(App and web page records)
- - -

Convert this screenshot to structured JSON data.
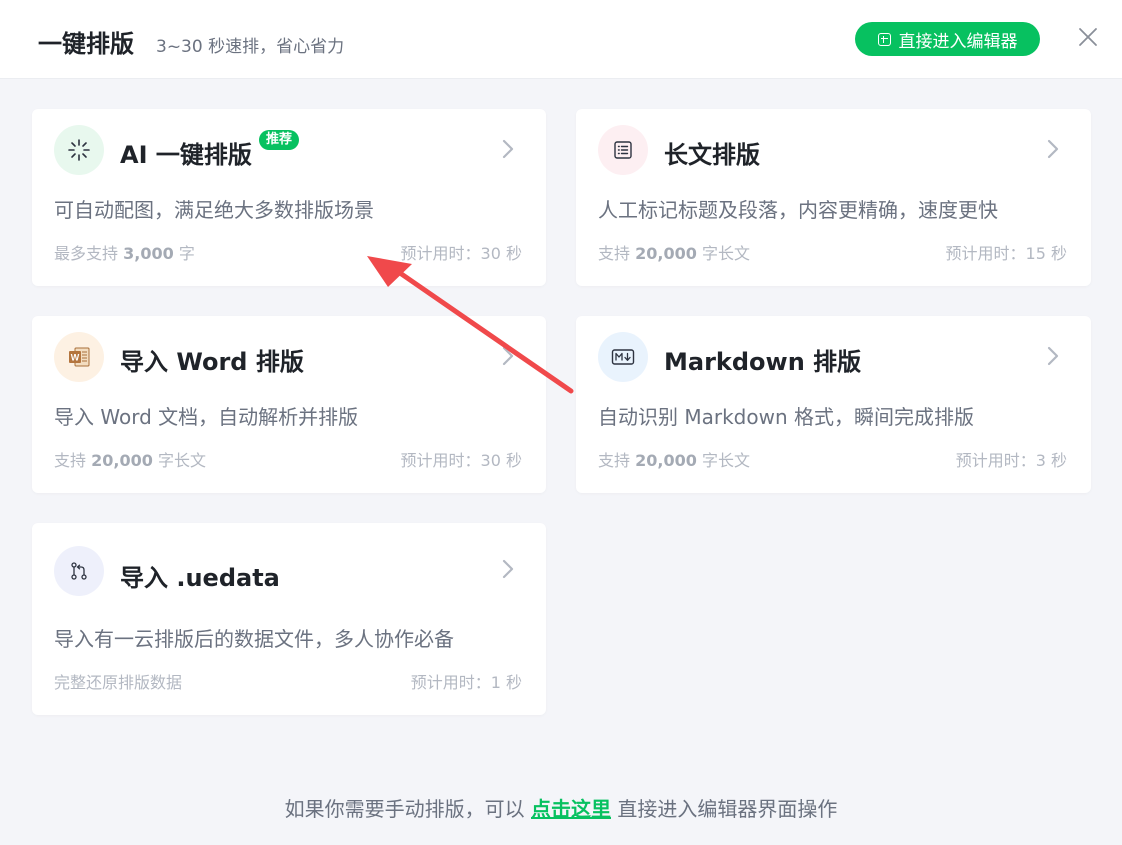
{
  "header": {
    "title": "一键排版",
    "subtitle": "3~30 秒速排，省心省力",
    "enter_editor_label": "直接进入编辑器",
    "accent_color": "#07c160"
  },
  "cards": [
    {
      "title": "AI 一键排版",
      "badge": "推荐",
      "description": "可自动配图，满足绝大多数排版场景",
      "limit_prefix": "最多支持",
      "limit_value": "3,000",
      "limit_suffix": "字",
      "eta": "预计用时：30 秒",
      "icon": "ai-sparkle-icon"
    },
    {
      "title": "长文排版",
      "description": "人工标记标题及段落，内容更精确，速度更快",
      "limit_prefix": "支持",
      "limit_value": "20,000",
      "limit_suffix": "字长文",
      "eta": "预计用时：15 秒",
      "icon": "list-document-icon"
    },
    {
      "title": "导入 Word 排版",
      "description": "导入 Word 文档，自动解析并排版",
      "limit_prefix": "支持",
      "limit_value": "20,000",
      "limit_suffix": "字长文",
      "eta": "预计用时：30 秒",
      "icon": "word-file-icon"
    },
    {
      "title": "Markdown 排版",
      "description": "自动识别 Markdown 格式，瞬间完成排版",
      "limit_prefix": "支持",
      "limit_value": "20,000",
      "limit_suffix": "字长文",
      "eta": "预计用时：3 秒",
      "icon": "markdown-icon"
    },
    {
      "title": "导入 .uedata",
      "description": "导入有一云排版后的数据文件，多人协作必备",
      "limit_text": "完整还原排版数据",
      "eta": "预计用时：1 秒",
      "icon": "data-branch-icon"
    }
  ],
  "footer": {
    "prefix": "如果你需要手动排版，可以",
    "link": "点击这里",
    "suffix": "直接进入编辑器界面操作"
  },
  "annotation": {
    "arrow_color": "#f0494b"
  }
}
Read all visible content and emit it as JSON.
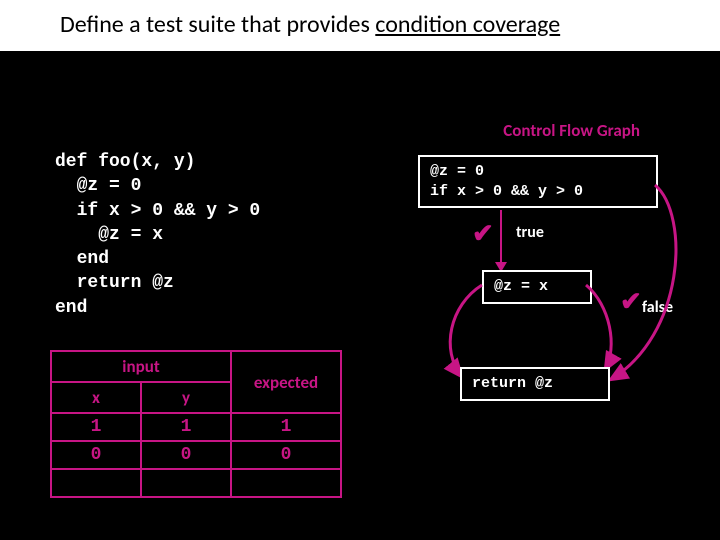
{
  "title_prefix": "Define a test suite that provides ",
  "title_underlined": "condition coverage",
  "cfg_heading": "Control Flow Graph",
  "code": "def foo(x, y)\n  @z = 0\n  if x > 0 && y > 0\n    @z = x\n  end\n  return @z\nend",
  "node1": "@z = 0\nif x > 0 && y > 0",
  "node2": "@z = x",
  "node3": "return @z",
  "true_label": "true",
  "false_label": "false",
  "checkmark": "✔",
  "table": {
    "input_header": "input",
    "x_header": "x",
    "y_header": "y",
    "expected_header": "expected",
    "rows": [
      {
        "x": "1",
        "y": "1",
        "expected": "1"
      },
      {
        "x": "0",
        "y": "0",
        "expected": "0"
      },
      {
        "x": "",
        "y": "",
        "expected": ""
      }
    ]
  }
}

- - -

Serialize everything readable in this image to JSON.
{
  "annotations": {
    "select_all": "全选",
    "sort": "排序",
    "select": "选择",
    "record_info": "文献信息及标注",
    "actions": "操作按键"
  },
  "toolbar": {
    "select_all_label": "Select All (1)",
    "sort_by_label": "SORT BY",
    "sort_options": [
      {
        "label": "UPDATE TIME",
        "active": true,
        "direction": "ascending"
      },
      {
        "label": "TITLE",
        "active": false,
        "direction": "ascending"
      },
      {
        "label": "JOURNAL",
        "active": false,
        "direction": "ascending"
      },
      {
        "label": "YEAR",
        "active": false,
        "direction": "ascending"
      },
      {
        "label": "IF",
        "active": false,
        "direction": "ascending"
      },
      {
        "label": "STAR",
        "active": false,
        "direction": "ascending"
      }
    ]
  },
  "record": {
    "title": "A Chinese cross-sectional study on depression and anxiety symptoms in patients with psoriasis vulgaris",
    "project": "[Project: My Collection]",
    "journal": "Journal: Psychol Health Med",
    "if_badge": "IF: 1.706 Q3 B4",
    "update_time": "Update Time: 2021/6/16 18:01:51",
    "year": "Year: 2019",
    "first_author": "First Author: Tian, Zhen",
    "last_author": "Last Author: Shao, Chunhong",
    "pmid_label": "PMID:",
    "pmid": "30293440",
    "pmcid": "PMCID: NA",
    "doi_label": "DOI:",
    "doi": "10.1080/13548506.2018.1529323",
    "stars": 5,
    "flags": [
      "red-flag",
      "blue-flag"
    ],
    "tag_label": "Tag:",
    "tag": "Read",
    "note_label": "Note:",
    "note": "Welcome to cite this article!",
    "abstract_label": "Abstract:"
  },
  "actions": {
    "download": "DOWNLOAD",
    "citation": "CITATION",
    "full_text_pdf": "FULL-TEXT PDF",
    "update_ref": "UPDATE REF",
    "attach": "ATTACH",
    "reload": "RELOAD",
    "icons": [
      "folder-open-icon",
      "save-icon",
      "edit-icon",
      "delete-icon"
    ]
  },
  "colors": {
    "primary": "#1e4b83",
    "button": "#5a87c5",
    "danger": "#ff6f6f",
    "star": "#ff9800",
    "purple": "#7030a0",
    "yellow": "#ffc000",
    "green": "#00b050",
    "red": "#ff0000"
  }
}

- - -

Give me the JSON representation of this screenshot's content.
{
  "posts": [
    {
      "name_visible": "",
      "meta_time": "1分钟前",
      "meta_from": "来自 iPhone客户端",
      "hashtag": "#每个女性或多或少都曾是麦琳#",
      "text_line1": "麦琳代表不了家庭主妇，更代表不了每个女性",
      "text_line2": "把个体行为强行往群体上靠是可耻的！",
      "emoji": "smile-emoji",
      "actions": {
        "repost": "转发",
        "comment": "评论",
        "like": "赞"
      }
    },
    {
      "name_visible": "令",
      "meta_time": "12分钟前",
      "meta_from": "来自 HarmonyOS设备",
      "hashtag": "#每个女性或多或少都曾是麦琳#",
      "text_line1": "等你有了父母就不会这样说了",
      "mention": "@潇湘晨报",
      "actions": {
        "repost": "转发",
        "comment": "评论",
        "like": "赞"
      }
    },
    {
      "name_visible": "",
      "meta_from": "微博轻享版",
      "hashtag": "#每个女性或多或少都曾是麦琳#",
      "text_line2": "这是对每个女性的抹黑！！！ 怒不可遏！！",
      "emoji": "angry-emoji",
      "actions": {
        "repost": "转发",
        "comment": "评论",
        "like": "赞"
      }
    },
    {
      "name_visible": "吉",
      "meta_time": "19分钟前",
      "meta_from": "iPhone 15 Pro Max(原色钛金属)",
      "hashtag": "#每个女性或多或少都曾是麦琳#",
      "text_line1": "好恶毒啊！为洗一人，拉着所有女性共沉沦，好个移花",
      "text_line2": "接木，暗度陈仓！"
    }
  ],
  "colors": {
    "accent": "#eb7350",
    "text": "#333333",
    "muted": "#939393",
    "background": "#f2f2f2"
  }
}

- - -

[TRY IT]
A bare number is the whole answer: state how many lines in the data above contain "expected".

[RESPONSE TO THIS TASK]
4